The Late, Late Show: Plants with Great Fall Color | Hursthouse

The Late, Late Show: Plants with Great Fall Color

The Late, Late Show: Plants with Great Fall Color

Spring and summer flowers provide colorful combinations, but once fall arrives there’s fabulous foliage to enjoy. Bright, sunny days and cool nights produce some of the most brilliant reds, oranges and purples. Many gardens are in their fall glory right now. They can offer something we seldom find in spring: a wealth of interesting berries and ornamental seed heads. Some offer sensational scents. Katsura tree, for example, is coveted for its yellow fall color, but that’s not its only glory. The leaves have a distinctive cotton-candy fragrance in autumn.

Viburnums are medium-sized to tall shrubs that offer multi-season interest, an important factor when choosing any plant. In late spring and early summer, they’re covered with blooms that are followed by beautiful berries. Some varieties have honey-scented snowball-like flowers. When fall arrives, their leaves put on a show with shades of green, red or yellow. Choosing plants that perform for more than one season is key to getting the most out of the garden.

At this time of year, the plants in many landscapes are magnets for migrating birds as well. Trees and shrubs that provide energy-rich fruits, such as dogwoods, spicebush and sassafras, attract an assortment of song birds.

When we select vines, shrubs, trees and grasses for their late-season appeal they help extend the garden’s good looks and give one last hurrah before winter sets in. As baseball catcher Yogi Berra once said, “It ain’t over till it’s over.” Here are a few unusual and underused plants for the garden.

Black Tupelo (Nyssa sylvatica)

This is one of those trees that has the most spectacular glossy orange-to-red fall color. Another common name for black tupelo is “sour gum.” The tree, which is slow-growing, can reach 30-40’ tall and 25-35’ wide. Planted in full sun, black tupelo can be used as a shade tree, a street tree and as a focal point in a rain garden. It produces small fruits that mature to a dark blue and are attractive to birds and wildlife. It’s a tree that you don’t often see, but makes a great addition to the home garden.

Redbud (Cercis canadensis)

By October, the heart-shaped leaves on redbud turn beautiful shades of yellow and chartreuse. In nature, redbuds grow at the edge of the woods under taller shade trees. Their bright pink flowers light up the garden in spring and are usually abuzz with many small native bees and other pollinators. This small tree, which grows about 15’ tall and 10’ wide, is a good choice for shrub borders and when it’s used in groupings.

Beautyberry (Callicarpa dichotoma)

This shrub is named for its showy summer-to-fall display. In July, it’s heavily sprinkled with small pinkish-lavender flowers.

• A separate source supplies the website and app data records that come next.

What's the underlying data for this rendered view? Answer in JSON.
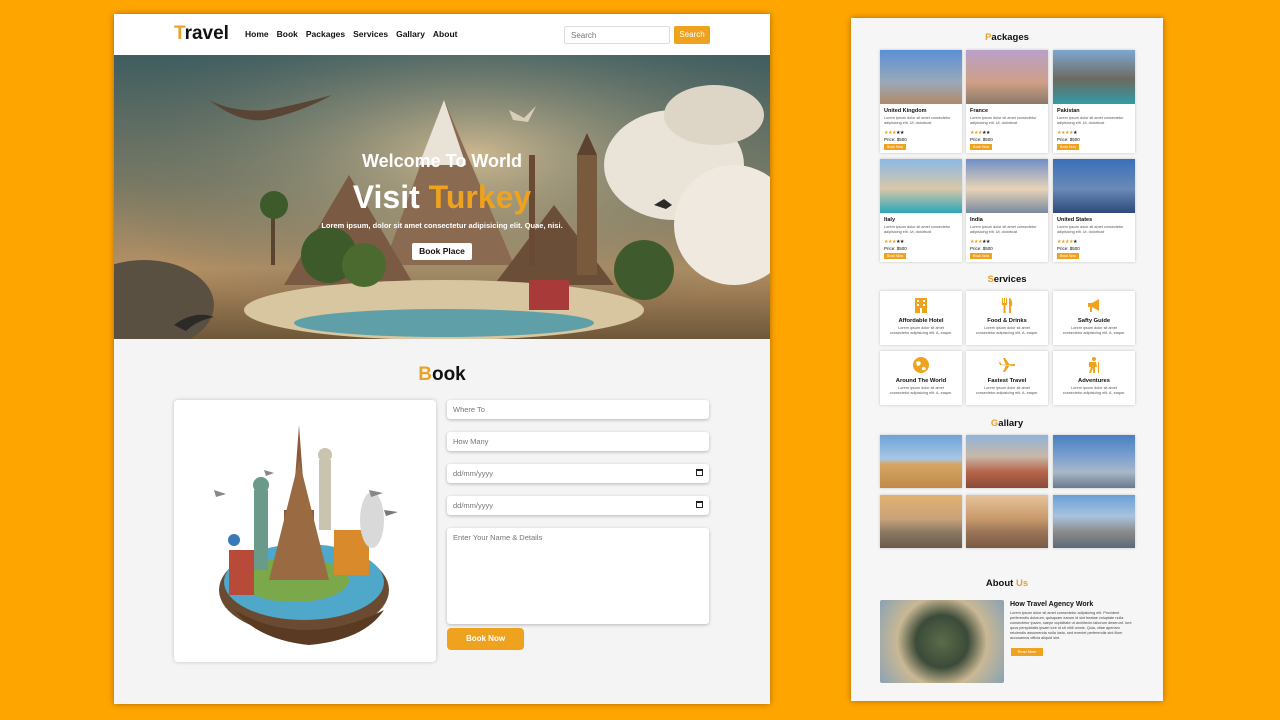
{
  "nav": {
    "logo_first": "T",
    "logo_rest": "ravel",
    "links": [
      "Home",
      "Book",
      "Packages",
      "Services",
      "Gallary",
      "About"
    ],
    "search_placeholder": "Search",
    "search_button": "Search"
  },
  "hero": {
    "welcome": "Welcome To World",
    "visit": "Visit",
    "country": "Turkey",
    "lorem": "Lorem ipsum, dolor sit amet consectetur adipisicing elit. Quae, nisi.",
    "button": "Book Place"
  },
  "book": {
    "title_first": "B",
    "title_rest": "ook",
    "where_placeholder": "Where To",
    "how_many_placeholder": "How Many",
    "date_from": "dd/mm/yyyy",
    "date_to": "dd/mm/yyyy",
    "details_placeholder": "Enter Your Name & Details",
    "submit": "Book Now"
  },
  "packages": {
    "title_first": "P",
    "title_rest": "ackages",
    "description": "Lorem ipsum dolor sit amet consectetur adipisicing elit. Ut, dolorbust",
    "price": "Price: $500",
    "button": "Book Now",
    "items": [
      {
        "name": "United Kingdom",
        "rating": 3,
        "colors": [
          "#5b8fd6",
          "#9aa9b8",
          "#b08968"
        ]
      },
      {
        "name": "France",
        "rating": 3,
        "colors": [
          "#b8a0c9",
          "#cf9f86",
          "#8a7a6a"
        ]
      },
      {
        "name": "Pakistan",
        "rating": 4,
        "colors": [
          "#7fa7d1",
          "#6b6a5e",
          "#2f9ca8"
        ]
      },
      {
        "name": "Italy",
        "rating": 3,
        "colors": [
          "#8bb9e4",
          "#d9c7a8",
          "#2aa7b8"
        ]
      },
      {
        "name": "India",
        "rating": 3,
        "colors": [
          "#6f8fc7",
          "#e8d3b8",
          "#7a8aa0"
        ]
      },
      {
        "name": "United States",
        "rating": 4,
        "colors": [
          "#3a6fb8",
          "#6a8ab8",
          "#2d4a7a"
        ]
      }
    ]
  },
  "services": {
    "title_first": "S",
    "title_rest": "ervices",
    "description": "Lorem ipsum dolor sit amet consectetur adipisicing elit. A, eaque.",
    "items": [
      {
        "name": "Affordable Hotel",
        "icon": "hotel-icon"
      },
      {
        "name": "Food & Drinks",
        "icon": "utensils-icon"
      },
      {
        "name": "Safty Guide",
        "icon": "megaphone-icon"
      },
      {
        "name": "Around The World",
        "icon": "globe-icon"
      },
      {
        "name": "Fastest Travel",
        "icon": "plane-icon"
      },
      {
        "name": "Adventures",
        "icon": "hiker-icon"
      }
    ]
  },
  "gallery": {
    "title_first": "G",
    "title_rest": "allary",
    "images": [
      {
        "label": "pyramids",
        "colors": [
          "#6ea3d8",
          "#d6a665"
        ]
      },
      {
        "label": "city-rooftops",
        "colors": [
          "#8fb3d9",
          "#b5654a"
        ]
      },
      {
        "label": "skyline",
        "colors": [
          "#4a7fc0",
          "#a9b8c9"
        ]
      },
      {
        "label": "paris",
        "colors": [
          "#e3b26e",
          "#6b5a4a"
        ]
      },
      {
        "label": "balloons",
        "colors": [
          "#c89a6a",
          "#7a5a44"
        ]
      },
      {
        "label": "istanbul",
        "colors": [
          "#6aa0d6",
          "#8a8a8a"
        ]
      }
    ]
  },
  "about": {
    "title_rest": "About",
    "title_accent": "Us",
    "heading": "How Travel Agency Work",
    "text": "Lorem ipsum dolor sit amet consectetur adipisicing elit. Provident perferendis dolorum, quisquam earum id sint beatae voluptate nulla consectetur ipsam, saepe cupiditate ut architecto laborum deserunt. Iure quos perspiciatis ipsam iure id sit nihil omnis. Quia, vitae aperiam reiciendis assumenda nulla iusto, sed eveniet perferendis sint illum accusamus officia aliquid sint.",
    "button": "Read More"
  },
  "colors": {
    "accent": "#EFA21E",
    "background": "#FFA500"
  }
}
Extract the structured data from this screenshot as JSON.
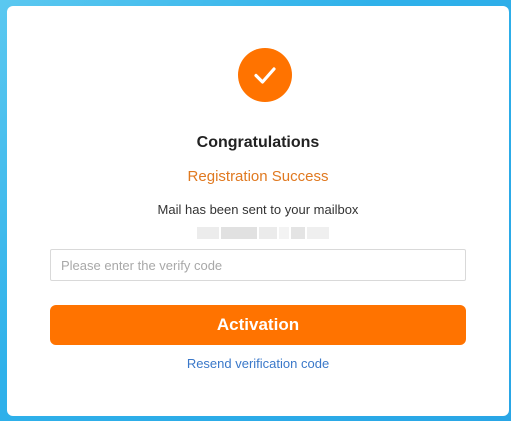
{
  "header": {
    "title": "Congratulations",
    "subtitle": "Registration Success"
  },
  "message": {
    "mail_note": "Mail has been sent to your mailbox"
  },
  "form": {
    "verify_placeholder": "Please enter the verify code",
    "verify_value": "",
    "activation_label": "Activation"
  },
  "links": {
    "resend_label": "Resend verification code"
  },
  "icons": {
    "success": "checkmark-icon"
  },
  "colors": {
    "accent": "#ff7300",
    "subtitle": "#e07920",
    "link": "#3a78c9",
    "background": "#2fb1ea"
  }
}
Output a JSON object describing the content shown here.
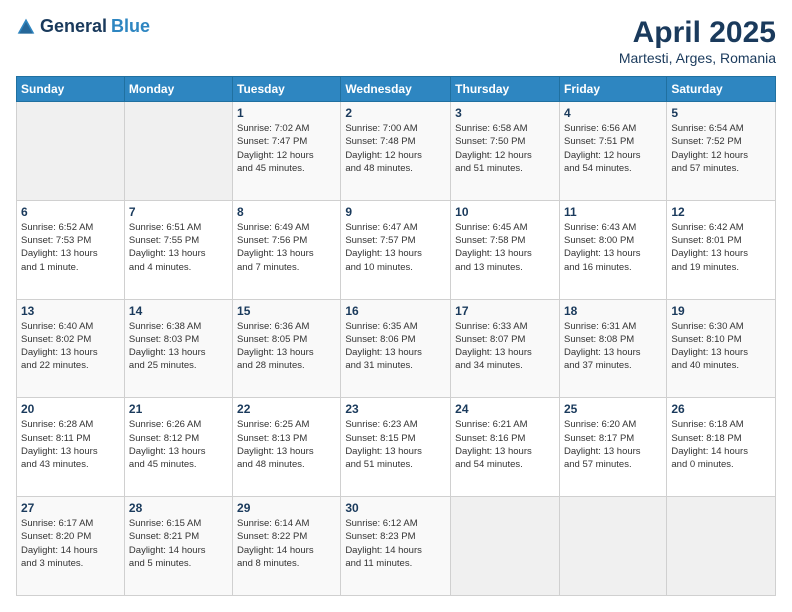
{
  "header": {
    "logo_general": "General",
    "logo_blue": "Blue",
    "main_title": "April 2025",
    "subtitle": "Martesti, Arges, Romania"
  },
  "calendar": {
    "days_of_week": [
      "Sunday",
      "Monday",
      "Tuesday",
      "Wednesday",
      "Thursday",
      "Friday",
      "Saturday"
    ],
    "weeks": [
      [
        {
          "day": "",
          "detail": ""
        },
        {
          "day": "",
          "detail": ""
        },
        {
          "day": "1",
          "detail": "Sunrise: 7:02 AM\nSunset: 7:47 PM\nDaylight: 12 hours\nand 45 minutes."
        },
        {
          "day": "2",
          "detail": "Sunrise: 7:00 AM\nSunset: 7:48 PM\nDaylight: 12 hours\nand 48 minutes."
        },
        {
          "day": "3",
          "detail": "Sunrise: 6:58 AM\nSunset: 7:50 PM\nDaylight: 12 hours\nand 51 minutes."
        },
        {
          "day": "4",
          "detail": "Sunrise: 6:56 AM\nSunset: 7:51 PM\nDaylight: 12 hours\nand 54 minutes."
        },
        {
          "day": "5",
          "detail": "Sunrise: 6:54 AM\nSunset: 7:52 PM\nDaylight: 12 hours\nand 57 minutes."
        }
      ],
      [
        {
          "day": "6",
          "detail": "Sunrise: 6:52 AM\nSunset: 7:53 PM\nDaylight: 13 hours\nand 1 minute."
        },
        {
          "day": "7",
          "detail": "Sunrise: 6:51 AM\nSunset: 7:55 PM\nDaylight: 13 hours\nand 4 minutes."
        },
        {
          "day": "8",
          "detail": "Sunrise: 6:49 AM\nSunset: 7:56 PM\nDaylight: 13 hours\nand 7 minutes."
        },
        {
          "day": "9",
          "detail": "Sunrise: 6:47 AM\nSunset: 7:57 PM\nDaylight: 13 hours\nand 10 minutes."
        },
        {
          "day": "10",
          "detail": "Sunrise: 6:45 AM\nSunset: 7:58 PM\nDaylight: 13 hours\nand 13 minutes."
        },
        {
          "day": "11",
          "detail": "Sunrise: 6:43 AM\nSunset: 8:00 PM\nDaylight: 13 hours\nand 16 minutes."
        },
        {
          "day": "12",
          "detail": "Sunrise: 6:42 AM\nSunset: 8:01 PM\nDaylight: 13 hours\nand 19 minutes."
        }
      ],
      [
        {
          "day": "13",
          "detail": "Sunrise: 6:40 AM\nSunset: 8:02 PM\nDaylight: 13 hours\nand 22 minutes."
        },
        {
          "day": "14",
          "detail": "Sunrise: 6:38 AM\nSunset: 8:03 PM\nDaylight: 13 hours\nand 25 minutes."
        },
        {
          "day": "15",
          "detail": "Sunrise: 6:36 AM\nSunset: 8:05 PM\nDaylight: 13 hours\nand 28 minutes."
        },
        {
          "day": "16",
          "detail": "Sunrise: 6:35 AM\nSunset: 8:06 PM\nDaylight: 13 hours\nand 31 minutes."
        },
        {
          "day": "17",
          "detail": "Sunrise: 6:33 AM\nSunset: 8:07 PM\nDaylight: 13 hours\nand 34 minutes."
        },
        {
          "day": "18",
          "detail": "Sunrise: 6:31 AM\nSunset: 8:08 PM\nDaylight: 13 hours\nand 37 minutes."
        },
        {
          "day": "19",
          "detail": "Sunrise: 6:30 AM\nSunset: 8:10 PM\nDaylight: 13 hours\nand 40 minutes."
        }
      ],
      [
        {
          "day": "20",
          "detail": "Sunrise: 6:28 AM\nSunset: 8:11 PM\nDaylight: 13 hours\nand 43 minutes."
        },
        {
          "day": "21",
          "detail": "Sunrise: 6:26 AM\nSunset: 8:12 PM\nDaylight: 13 hours\nand 45 minutes."
        },
        {
          "day": "22",
          "detail": "Sunrise: 6:25 AM\nSunset: 8:13 PM\nDaylight: 13 hours\nand 48 minutes."
        },
        {
          "day": "23",
          "detail": "Sunrise: 6:23 AM\nSunset: 8:15 PM\nDaylight: 13 hours\nand 51 minutes."
        },
        {
          "day": "24",
          "detail": "Sunrise: 6:21 AM\nSunset: 8:16 PM\nDaylight: 13 hours\nand 54 minutes."
        },
        {
          "day": "25",
          "detail": "Sunrise: 6:20 AM\nSunset: 8:17 PM\nDaylight: 13 hours\nand 57 minutes."
        },
        {
          "day": "26",
          "detail": "Sunrise: 6:18 AM\nSunset: 8:18 PM\nDaylight: 14 hours\nand 0 minutes."
        }
      ],
      [
        {
          "day": "27",
          "detail": "Sunrise: 6:17 AM\nSunset: 8:20 PM\nDaylight: 14 hours\nand 3 minutes."
        },
        {
          "day": "28",
          "detail": "Sunrise: 6:15 AM\nSunset: 8:21 PM\nDaylight: 14 hours\nand 5 minutes."
        },
        {
          "day": "29",
          "detail": "Sunrise: 6:14 AM\nSunset: 8:22 PM\nDaylight: 14 hours\nand 8 minutes."
        },
        {
          "day": "30",
          "detail": "Sunrise: 6:12 AM\nSunset: 8:23 PM\nDaylight: 14 hours\nand 11 minutes."
        },
        {
          "day": "",
          "detail": ""
        },
        {
          "day": "",
          "detail": ""
        },
        {
          "day": "",
          "detail": ""
        }
      ]
    ]
  }
}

By fall, a profusion of lilac-violet berries cover the stems that arch down to the ground like a waterfall. The chartreuse-yellow leaves make a great contrast with the berries, too. It’s one of the best ornamental fruiting shrubs around and is quite eye catching especially in autumn.

Big Bluestem Grass (Andropogon gerardii)

This tall grass once covered prairies across the Midwest. Its common name, “turkey foot,” is a nod to the 3-parted, fingerlike flower clusters. This grass comes into its own in late summer and fall with blue-green leaves that are tinged with red. After a frost, the leaves become a reddish-bronze with lavender tones, while the seed heads turn a hazy purple. This is an ornamental native grass that can be used in perennial borders or massed in a prairie-like garden along with coneflowers and other pollinator-friendly flowers.

Mountain Hydrangea (Hydrangea serrata)

Hydrangeas are the darlings of designers because of their fabulous flowers, which look good in summer and often last into winter. This particular hydrangea has burgundy-infused leaves. They create an effective backdrop for flowers that start out ivory, age to pink, and become red to maroon through late summer into fall. They’re cool plants that tend to be smaller than some of the giant panicle hydrangeas used in many home landscapes.